These factors and many others combine together and give life to a culture of machismo or hypermasculinity, adversely affecting the health of men and women and the whole of the society. It explains so many of the social problems facing Meghalaya today.
Hypermasculinity is simply a primitive and ineffective reaction to the complexities and hardships of life. Being masculine is not a negative and is quite healthy but over emphasizing the importance masculine behaviour is simply ridiculous. There is simply no such thing as a binary of male and female behaviours. Instead there is a spectrum of behaviour and every human can exhibit behaviours that are both masculine and feminine.
What can be done?
The culture of hypermasculinity is perpetuated by all the individuals of a society both male and female.

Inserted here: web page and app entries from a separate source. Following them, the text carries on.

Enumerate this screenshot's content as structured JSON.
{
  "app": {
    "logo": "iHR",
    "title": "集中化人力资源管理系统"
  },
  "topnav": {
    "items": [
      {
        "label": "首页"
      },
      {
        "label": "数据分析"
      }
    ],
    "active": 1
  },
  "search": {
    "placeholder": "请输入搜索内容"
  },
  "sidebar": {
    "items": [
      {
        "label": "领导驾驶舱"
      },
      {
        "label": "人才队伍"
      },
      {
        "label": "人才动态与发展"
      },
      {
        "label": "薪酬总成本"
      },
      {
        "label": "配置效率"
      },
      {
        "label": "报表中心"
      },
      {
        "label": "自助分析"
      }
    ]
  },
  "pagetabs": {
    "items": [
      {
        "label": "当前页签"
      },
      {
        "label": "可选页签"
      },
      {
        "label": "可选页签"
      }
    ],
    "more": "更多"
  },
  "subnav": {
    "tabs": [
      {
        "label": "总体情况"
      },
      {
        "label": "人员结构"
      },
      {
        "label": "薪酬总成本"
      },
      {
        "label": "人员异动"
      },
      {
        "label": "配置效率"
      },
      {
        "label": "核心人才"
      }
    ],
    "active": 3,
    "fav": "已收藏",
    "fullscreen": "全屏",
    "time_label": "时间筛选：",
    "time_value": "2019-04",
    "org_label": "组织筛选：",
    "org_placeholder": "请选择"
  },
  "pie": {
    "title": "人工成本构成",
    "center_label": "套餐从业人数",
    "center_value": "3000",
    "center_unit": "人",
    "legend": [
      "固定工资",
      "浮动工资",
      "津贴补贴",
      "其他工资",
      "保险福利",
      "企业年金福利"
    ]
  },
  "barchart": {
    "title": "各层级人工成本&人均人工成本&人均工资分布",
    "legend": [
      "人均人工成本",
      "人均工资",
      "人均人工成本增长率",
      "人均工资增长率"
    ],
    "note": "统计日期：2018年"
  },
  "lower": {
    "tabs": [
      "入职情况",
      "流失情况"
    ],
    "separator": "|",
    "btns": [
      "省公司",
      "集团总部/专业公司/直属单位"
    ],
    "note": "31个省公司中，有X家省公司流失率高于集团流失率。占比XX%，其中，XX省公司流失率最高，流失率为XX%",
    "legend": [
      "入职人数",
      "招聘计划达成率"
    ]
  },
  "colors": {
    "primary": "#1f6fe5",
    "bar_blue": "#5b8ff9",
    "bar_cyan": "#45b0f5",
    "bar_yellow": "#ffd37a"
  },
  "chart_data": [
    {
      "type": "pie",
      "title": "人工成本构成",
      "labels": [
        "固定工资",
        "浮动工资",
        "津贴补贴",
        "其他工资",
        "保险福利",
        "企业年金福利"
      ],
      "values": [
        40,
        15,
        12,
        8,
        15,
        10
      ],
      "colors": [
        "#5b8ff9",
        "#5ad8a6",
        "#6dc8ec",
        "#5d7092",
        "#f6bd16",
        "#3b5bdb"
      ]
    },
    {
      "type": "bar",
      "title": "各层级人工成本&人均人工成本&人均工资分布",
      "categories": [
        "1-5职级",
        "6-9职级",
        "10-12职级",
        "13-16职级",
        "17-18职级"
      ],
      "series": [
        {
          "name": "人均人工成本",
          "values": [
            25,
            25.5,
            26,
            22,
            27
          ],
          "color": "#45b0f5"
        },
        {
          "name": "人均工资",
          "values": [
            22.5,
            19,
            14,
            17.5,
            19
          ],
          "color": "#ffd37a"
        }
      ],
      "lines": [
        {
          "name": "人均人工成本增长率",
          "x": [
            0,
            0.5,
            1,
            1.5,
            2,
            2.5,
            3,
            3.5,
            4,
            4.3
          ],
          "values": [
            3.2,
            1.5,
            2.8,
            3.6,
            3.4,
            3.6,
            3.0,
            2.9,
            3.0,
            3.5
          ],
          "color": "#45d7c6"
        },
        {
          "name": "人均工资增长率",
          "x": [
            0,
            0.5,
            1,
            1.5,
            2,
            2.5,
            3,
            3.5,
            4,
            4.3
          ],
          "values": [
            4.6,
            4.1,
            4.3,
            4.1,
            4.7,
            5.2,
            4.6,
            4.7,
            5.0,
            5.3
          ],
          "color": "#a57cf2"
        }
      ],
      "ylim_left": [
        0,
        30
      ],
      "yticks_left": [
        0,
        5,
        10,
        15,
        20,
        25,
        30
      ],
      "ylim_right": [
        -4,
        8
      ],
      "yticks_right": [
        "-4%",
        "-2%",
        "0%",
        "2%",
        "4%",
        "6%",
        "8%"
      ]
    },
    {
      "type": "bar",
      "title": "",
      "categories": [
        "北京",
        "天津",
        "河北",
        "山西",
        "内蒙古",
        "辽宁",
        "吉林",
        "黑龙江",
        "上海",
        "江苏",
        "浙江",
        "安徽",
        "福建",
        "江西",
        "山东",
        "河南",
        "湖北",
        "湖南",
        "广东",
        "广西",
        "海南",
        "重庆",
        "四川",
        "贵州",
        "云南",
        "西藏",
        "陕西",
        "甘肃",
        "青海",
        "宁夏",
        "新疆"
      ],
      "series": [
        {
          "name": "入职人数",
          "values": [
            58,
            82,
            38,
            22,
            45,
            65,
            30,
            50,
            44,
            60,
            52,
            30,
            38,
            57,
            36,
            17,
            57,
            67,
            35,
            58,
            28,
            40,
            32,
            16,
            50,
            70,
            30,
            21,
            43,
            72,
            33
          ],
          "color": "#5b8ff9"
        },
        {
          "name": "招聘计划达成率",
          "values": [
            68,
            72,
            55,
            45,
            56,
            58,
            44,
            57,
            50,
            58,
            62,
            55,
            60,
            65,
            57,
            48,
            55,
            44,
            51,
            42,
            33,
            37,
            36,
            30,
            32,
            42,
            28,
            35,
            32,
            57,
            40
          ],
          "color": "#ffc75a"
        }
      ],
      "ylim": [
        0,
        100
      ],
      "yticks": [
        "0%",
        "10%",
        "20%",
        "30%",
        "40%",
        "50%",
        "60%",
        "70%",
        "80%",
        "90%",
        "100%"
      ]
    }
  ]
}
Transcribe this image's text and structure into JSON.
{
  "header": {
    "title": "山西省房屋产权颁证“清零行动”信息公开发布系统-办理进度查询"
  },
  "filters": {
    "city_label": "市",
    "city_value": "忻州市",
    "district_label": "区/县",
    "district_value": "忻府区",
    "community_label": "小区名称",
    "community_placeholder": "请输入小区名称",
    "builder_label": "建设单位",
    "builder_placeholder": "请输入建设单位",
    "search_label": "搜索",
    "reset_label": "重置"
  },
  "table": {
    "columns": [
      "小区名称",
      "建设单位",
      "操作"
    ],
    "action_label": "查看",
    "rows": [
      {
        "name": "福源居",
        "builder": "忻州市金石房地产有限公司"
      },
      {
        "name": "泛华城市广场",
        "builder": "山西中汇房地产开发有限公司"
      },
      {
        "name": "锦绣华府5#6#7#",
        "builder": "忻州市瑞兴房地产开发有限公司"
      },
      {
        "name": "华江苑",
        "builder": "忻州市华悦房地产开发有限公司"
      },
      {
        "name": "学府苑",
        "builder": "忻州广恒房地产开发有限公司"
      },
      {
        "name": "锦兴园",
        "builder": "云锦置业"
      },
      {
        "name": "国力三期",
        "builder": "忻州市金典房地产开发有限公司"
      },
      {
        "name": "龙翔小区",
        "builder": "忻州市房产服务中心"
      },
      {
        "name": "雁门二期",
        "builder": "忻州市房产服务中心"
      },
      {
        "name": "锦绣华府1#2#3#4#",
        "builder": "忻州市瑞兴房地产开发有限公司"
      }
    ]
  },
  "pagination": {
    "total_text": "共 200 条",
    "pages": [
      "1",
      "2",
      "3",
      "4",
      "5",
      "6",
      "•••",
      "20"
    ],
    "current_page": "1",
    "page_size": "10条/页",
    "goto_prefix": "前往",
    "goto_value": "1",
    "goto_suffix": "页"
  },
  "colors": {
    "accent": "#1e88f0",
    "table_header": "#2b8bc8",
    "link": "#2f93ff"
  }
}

No one individual is responsible. Ways that can change the toxic culture that pervades in the state are –
- Rejection of religious dogma will go a long way in improving the culture in the state. The less people adhere to religious dogma that propagates misogyny the better people will be.
- Changing attitudes towards women. Women in he state should be encouraged to engage in behaviour that is generally considered masculine like sports, labour, farming, etc.
- Men facing emotional turmoil and mental health issues should not be shamed but encouraged to take up psychiatric and psychological counselling to resolve their issues.
- Awareness must be raised on the dangers and problems associated with hypermasculinity.
- Comprehensive Sex education and explanation on the biology of humans and human sexuality should be made compulsory for all schools.
There are many steps that can be taken to improve that state. But unless the problem is acknowledged, there can be no change.